I am hedging my bets but know that either may not be the right solution….so I’m going to wait it out.
6. MS Teams
This is a new one for me this year.
It’s a great tool to keep up to date and basically do all my work in it. I hardly get any work email now as all the project and client work is done within Teams.
When working with clients, I encourage them to consider creating a channel within each team called “What Did We Learn?” as a means of having conversations during the project life cycle of continual learning and to call out those moments when people learned something new from working with each other or on the project.
By calling it out, you’re making a concerted effort of drawing attention to what you’re learning and observing. By writing it down, others can also contribute to the conversation and the social/shared learning is elevated across the team so that ideas can flow for future improvements.
Yammer has returned with a vengeance this year. We have a community titled “Today I Learned” where we are encouraged to share one thing we learned everyday in it. I read that daily and in 99% cases, I have learned something new from my colleagues that I had no idea about.
Similarly, I’m also part of some external groups across Microsoft community and this puts me into contact with Microsoft partners and employees. Yammer has been an immense learning platform for me that extends my networks outside of my own work colleagues.

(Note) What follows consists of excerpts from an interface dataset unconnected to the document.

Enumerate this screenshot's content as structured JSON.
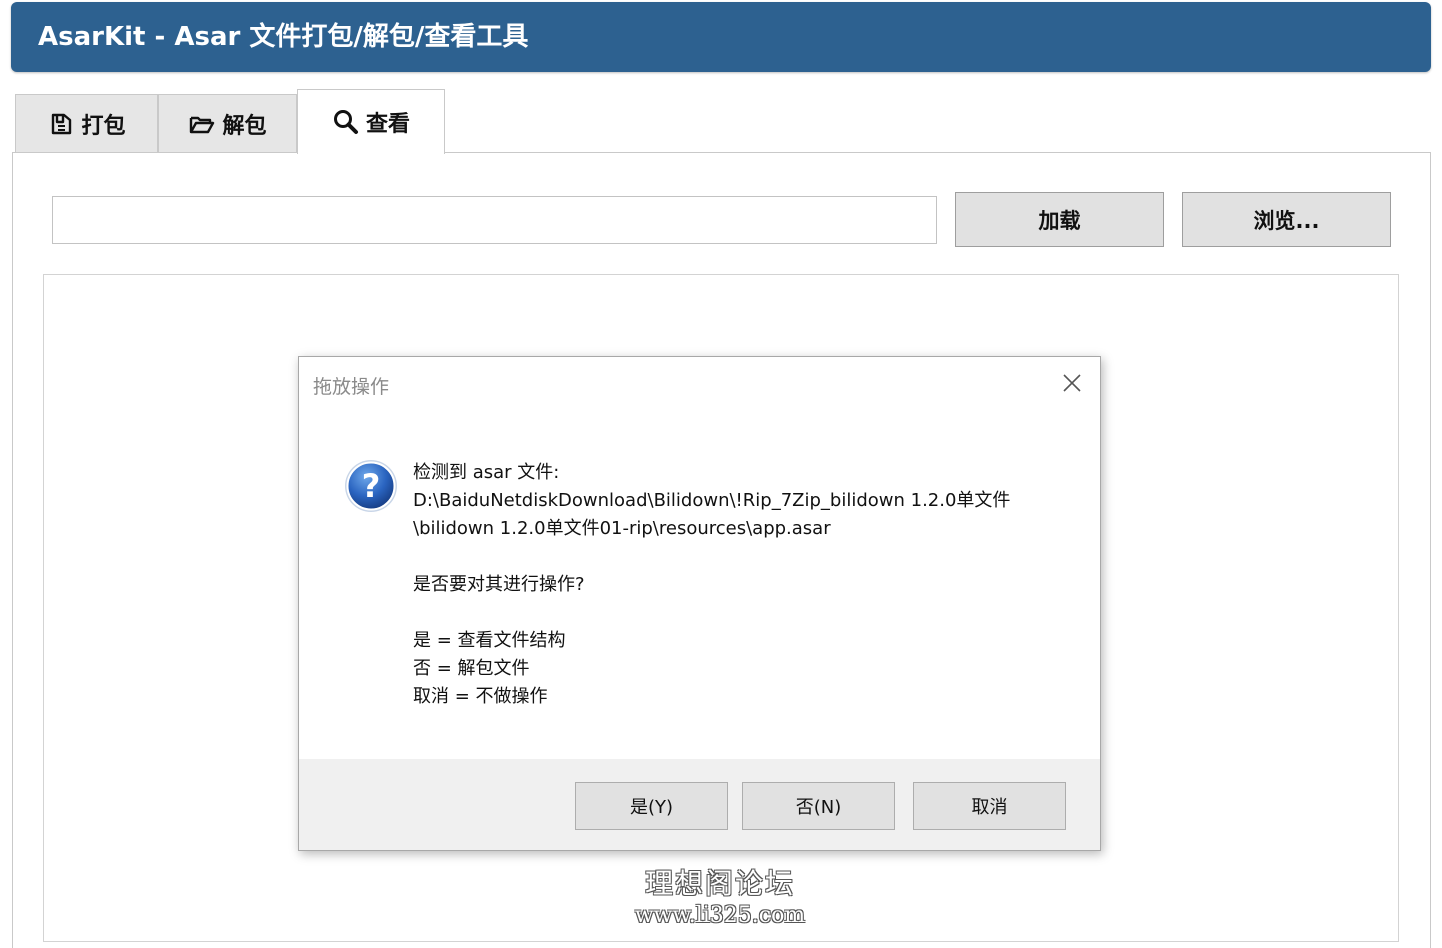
{
  "app": {
    "title": "AsarKit - Asar 文件打包/解包/查看工具",
    "colors": {
      "header": "#2d6190",
      "tab_inactive": "#e6e6e6",
      "button": "#e1e1e1"
    }
  },
  "tabs": [
    {
      "label": "打包",
      "icon": "pack-icon",
      "active": false
    },
    {
      "label": "解包",
      "icon": "folder-open-icon",
      "active": false
    },
    {
      "label": "查看",
      "icon": "search-icon",
      "active": true
    }
  ],
  "view": {
    "path_value": "",
    "load_label": "加载",
    "browse_label": "浏览..."
  },
  "dialog": {
    "title": "拖放操作",
    "icon": "question-icon",
    "lines": [
      "检测到 asar 文件:",
      "D:\\BaiduNetdiskDownload\\Bilidown\\!Rip_7Zip_bilidown 1.2.0单文件",
      "\\bilidown 1.2.0单文件01-rip\\resources\\app.asar",
      "是否要对其进行操作?",
      "是 = 查看文件结构",
      "否 = 解包文件",
      "取消 = 不做操作"
    ],
    "buttons": {
      "yes": "是(Y)",
      "no": "否(N)",
      "cancel": "取消"
    }
  },
  "watermark": {
    "site_name": "理想阁论坛",
    "url": "www.li325.com"
  }
}
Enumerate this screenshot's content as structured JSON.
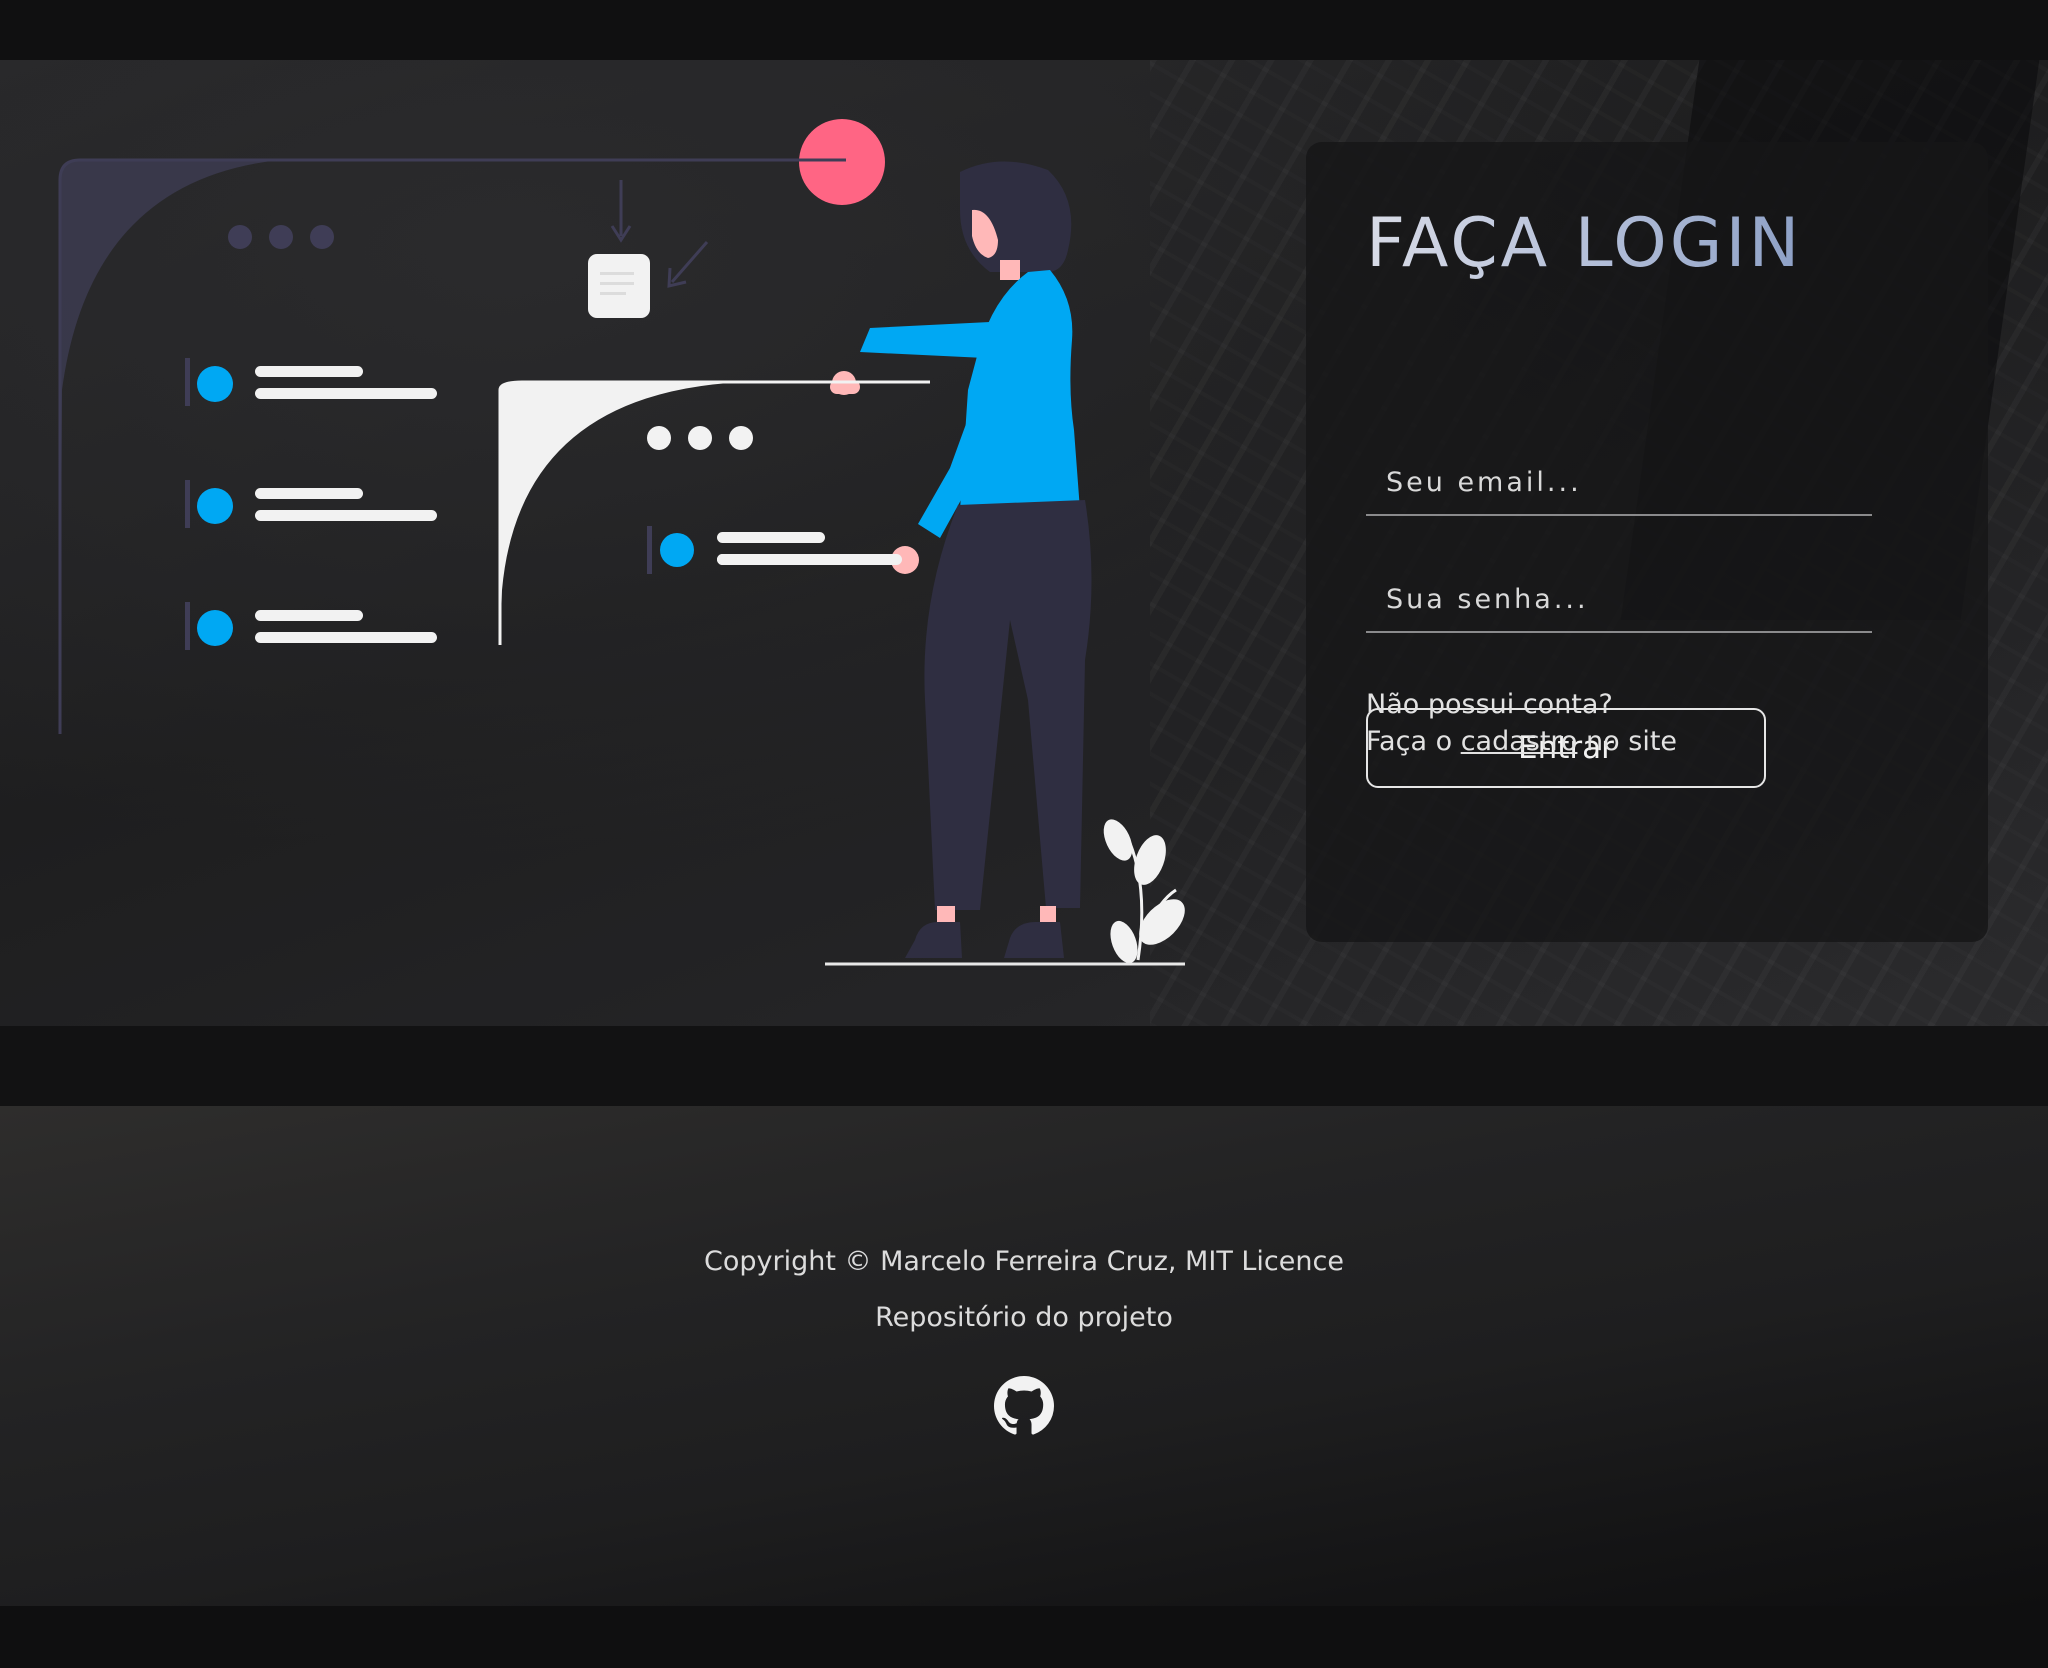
{
  "login": {
    "title": "FAÇA LOGIN",
    "email_placeholder": "Seu email...",
    "password_placeholder": "Sua senha...",
    "submit_label": "Entrar",
    "no_account_text": "Não possui conta?",
    "signup_prefix": "Faça o",
    "signup_link": "cadastro",
    "signup_suffix": "no site"
  },
  "footer": {
    "copyright": "Copyright © Marcelo Ferreira Cruz, MIT Licence",
    "repo_link": "Repositório do projeto",
    "github_icon": "github-icon"
  },
  "colors": {
    "accent_blue": "#00a8f3",
    "accent_pink": "#ff6584",
    "dark_purple": "#3f3d56",
    "figure_pants": "#2f2e41",
    "background": "#1e1e1f"
  }
}
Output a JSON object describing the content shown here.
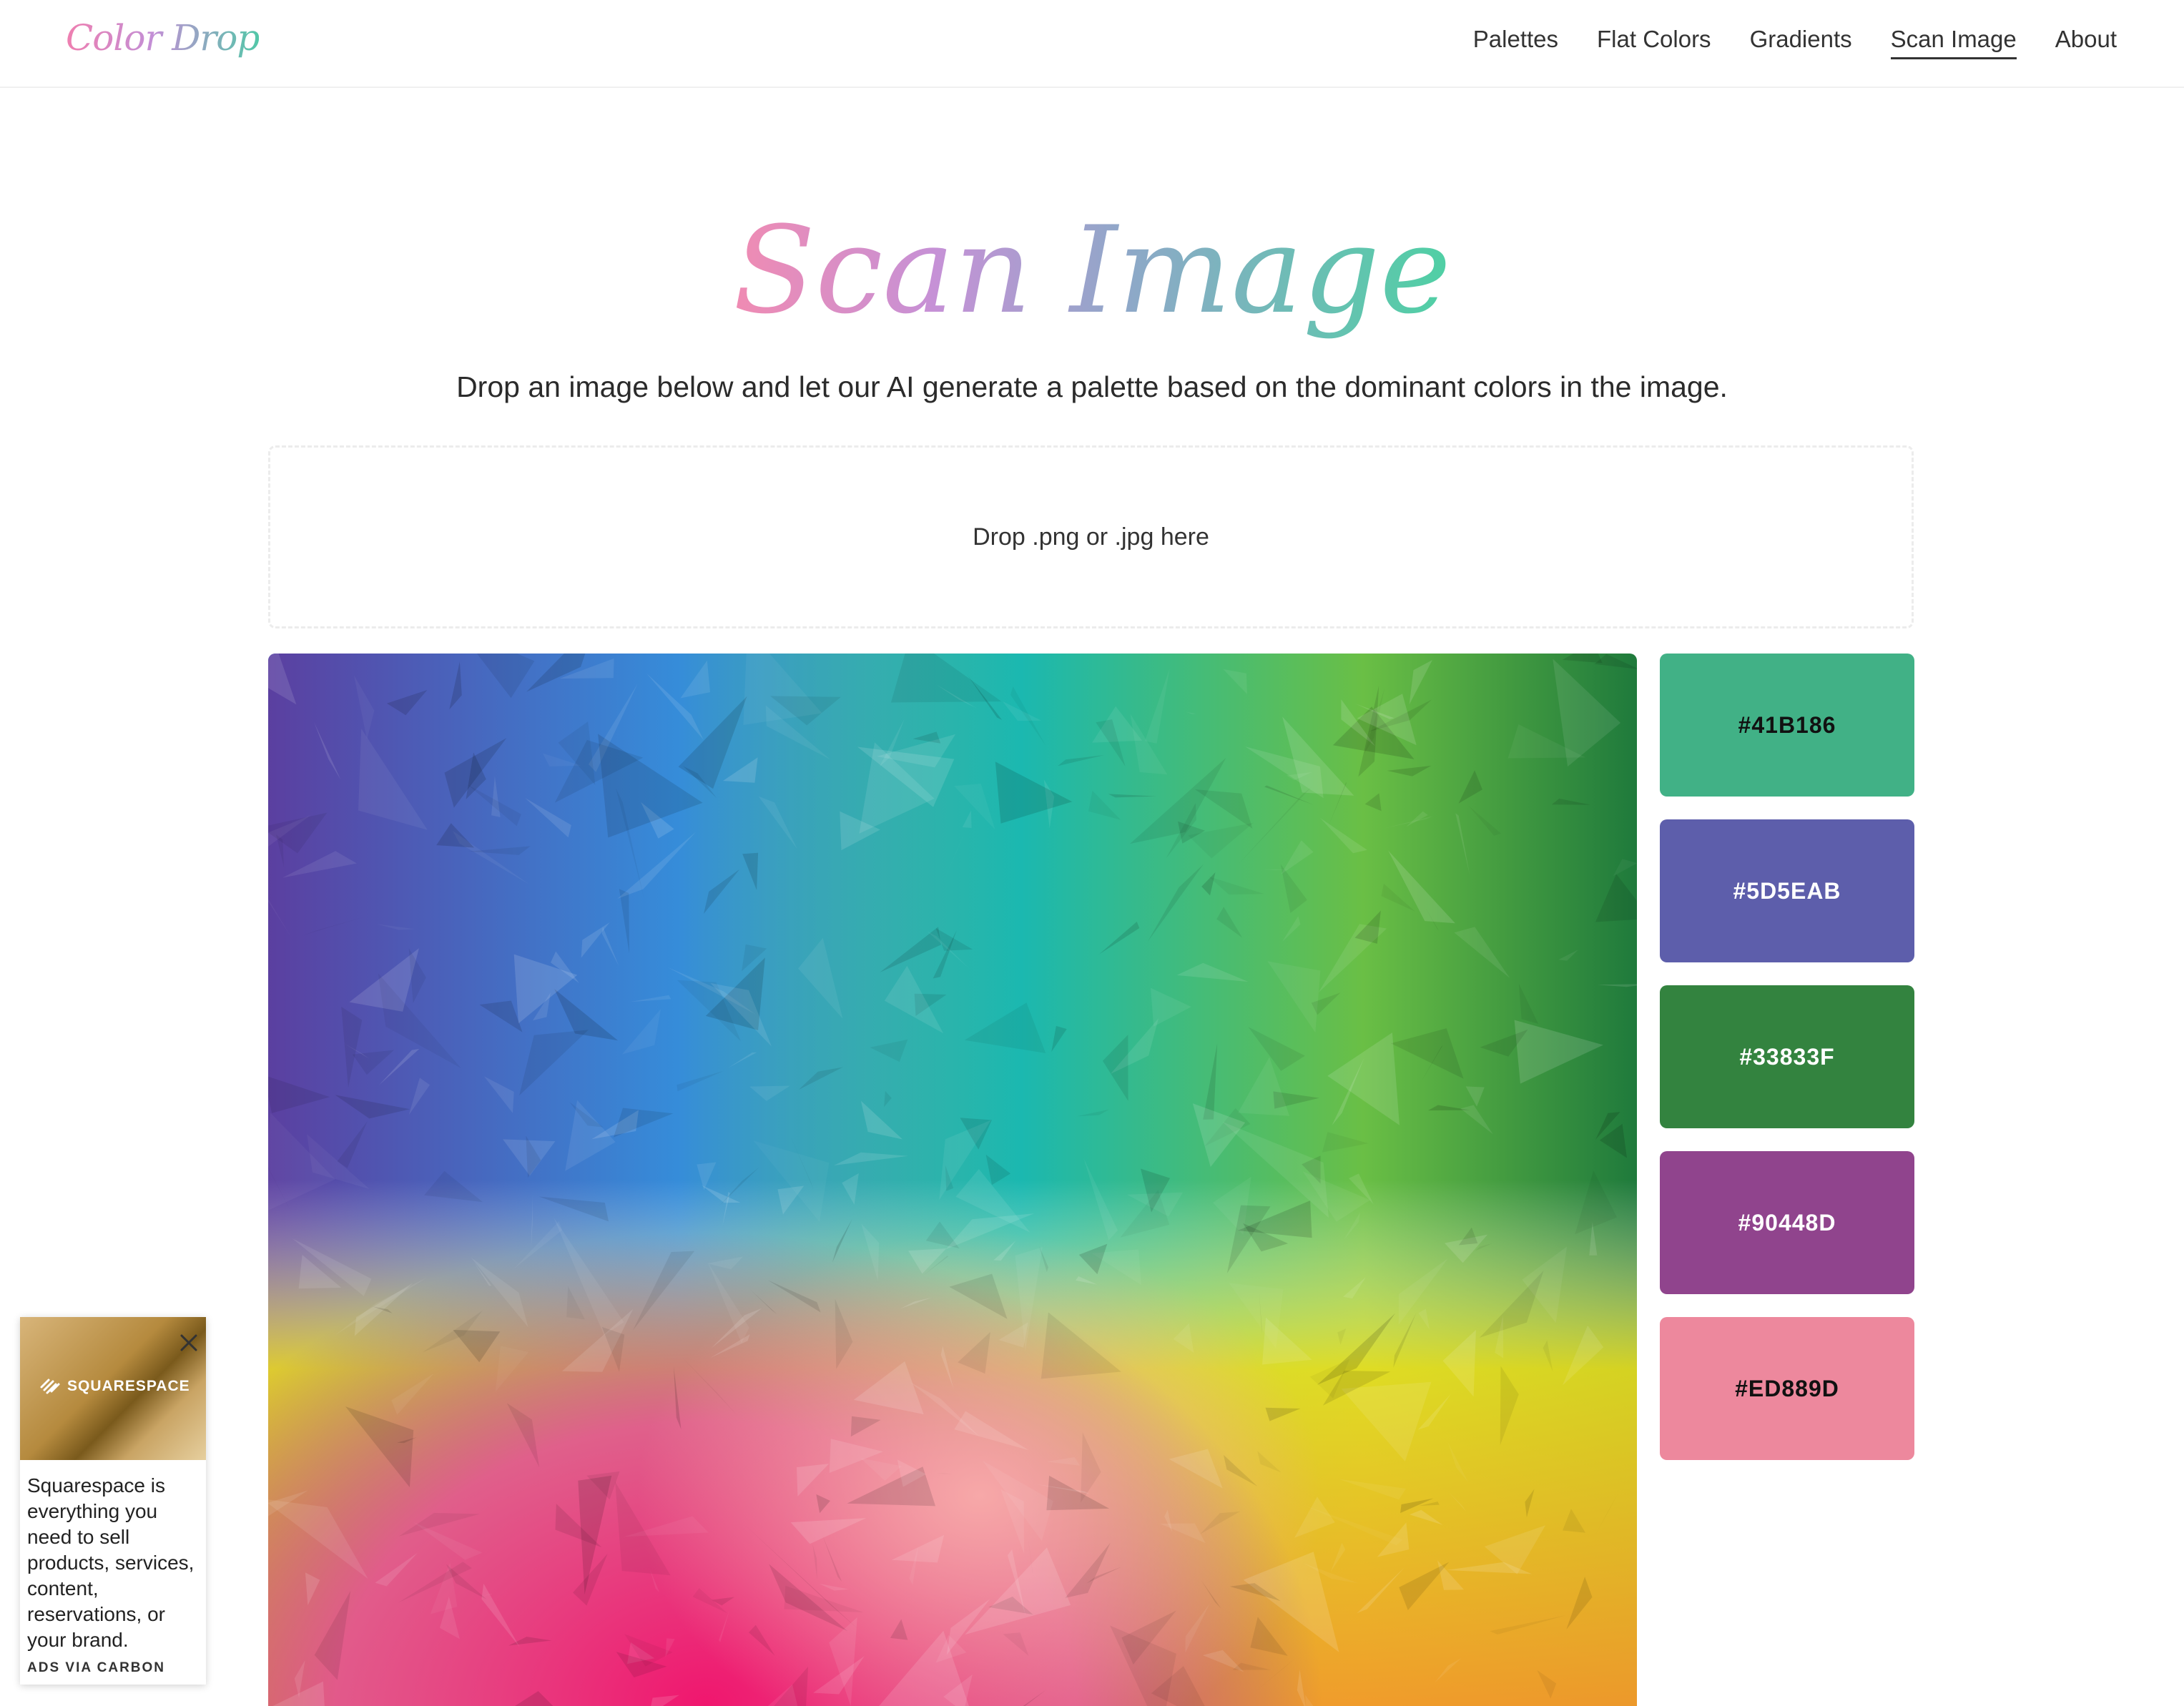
{
  "header": {
    "logo": "Color Drop",
    "nav": [
      "Palettes",
      "Flat Colors",
      "Gradients",
      "Scan Image",
      "About"
    ],
    "active": "Scan Image"
  },
  "main": {
    "title": "Scan Image",
    "subtitle": "Drop an image below and let our AI generate a palette based on the dominant colors in the image.",
    "dropzone_label": "Drop .png or .jpg here"
  },
  "palette": [
    {
      "hex": "#41B186",
      "text_color": "#111111"
    },
    {
      "hex": "#5D5EAB",
      "text_color": "#ffffff"
    },
    {
      "hex": "#33833F",
      "text_color": "#ffffff"
    },
    {
      "hex": "#90448D",
      "text_color": "#ffffff"
    },
    {
      "hex": "#ED889D",
      "text_color": "#111111"
    }
  ],
  "ad": {
    "brand": "SQUARESPACE",
    "text": "Squarespace is everything you need to sell products, services, content, reservations, or your brand.",
    "via": "ADS VIA CARBON"
  }
}
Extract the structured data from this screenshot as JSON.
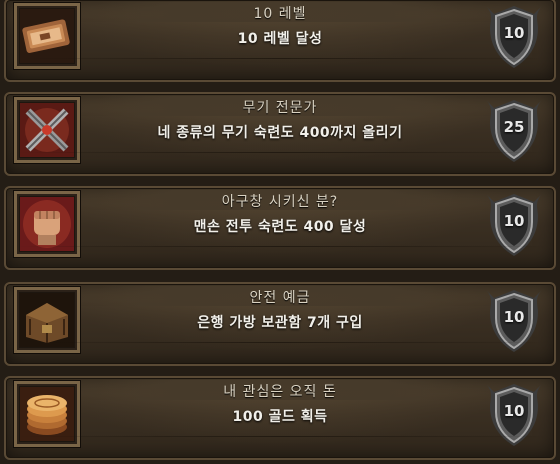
{
  "achievements": [
    {
      "title": "10 레벨",
      "description": "10 레벨 달성",
      "points": "10",
      "icon": "level-ticket-icon"
    },
    {
      "title": "무기 전문가",
      "description": "네 종류의 무기 숙련도 400까지 올리기",
      "points": "25",
      "icon": "crossed-weapons-icon"
    },
    {
      "title": "아구창 시키신 분?",
      "description": "맨손 전투 숙련도 400 달성",
      "points": "10",
      "icon": "fist-icon"
    },
    {
      "title": "안전 예금",
      "description": "은행 가방 보관함 7개 구입",
      "points": "10",
      "icon": "chest-icon"
    },
    {
      "title": "내 관심은 오직 돈",
      "description": "100 골드 획득",
      "points": "10",
      "icon": "gold-coins-icon"
    }
  ]
}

8. iTunes Podcasts
I love podcasts and listen to them daily on my walk. I have subscribed to various channels once again a real mix of everything – not just learning and development.
This is a new one this year because I used iMovie to create videos however, some clients want me to create screencasts for them as quick reference guides. I am kicking myself for not learning how to use Camtasia from years ago.
I taught myself how to use it through doing Lynda.com courses and also the videos from within the Camtasia website. I’ve downloaded Camtasia onto my Surface Pro which seems to do the job – and my Surface Pro is a MASSIVE LEARNING TOOL in itself. Everything I need is on it.
This is a new one this year too and I’ve been using it consistently for a month now to learn German. I’m enjoying the experience and the notifications that ping in reminding me to do my German lesson. I’m only using the free version but I have noticed that in order for me to learn it effectively, I need to WRITE THINGS DOWN. So this weekend, I’ve planned to go through the entire lot so far (Reached Level 2 – there’s heaps of lessons within each level), and WRITE down everything I’ve learned so far. I’m also building up on my German contacts in Twitter so hopefully, I’ll be able to find people who can help me with my pronunciation.
(Some years ago I did do Language Aptitude Assessments when I was in the military to see where people could be trained up easily with languages when they needed them. My aptitude rated the highest for German. I was however, hopeless at tonal languages….so no Mandarin for me)…
Well I have so many others. For example, Lynda.Com is a MASSIVE RESOURCE for me. I use this on average, once or twice a month. I have created playlists of learning content around all Microsoft Products – however, I have done courses in Video Interviewing; Video Editing; all of the Camtasia courses too. I access Lynda for free through my local library membership. I love it.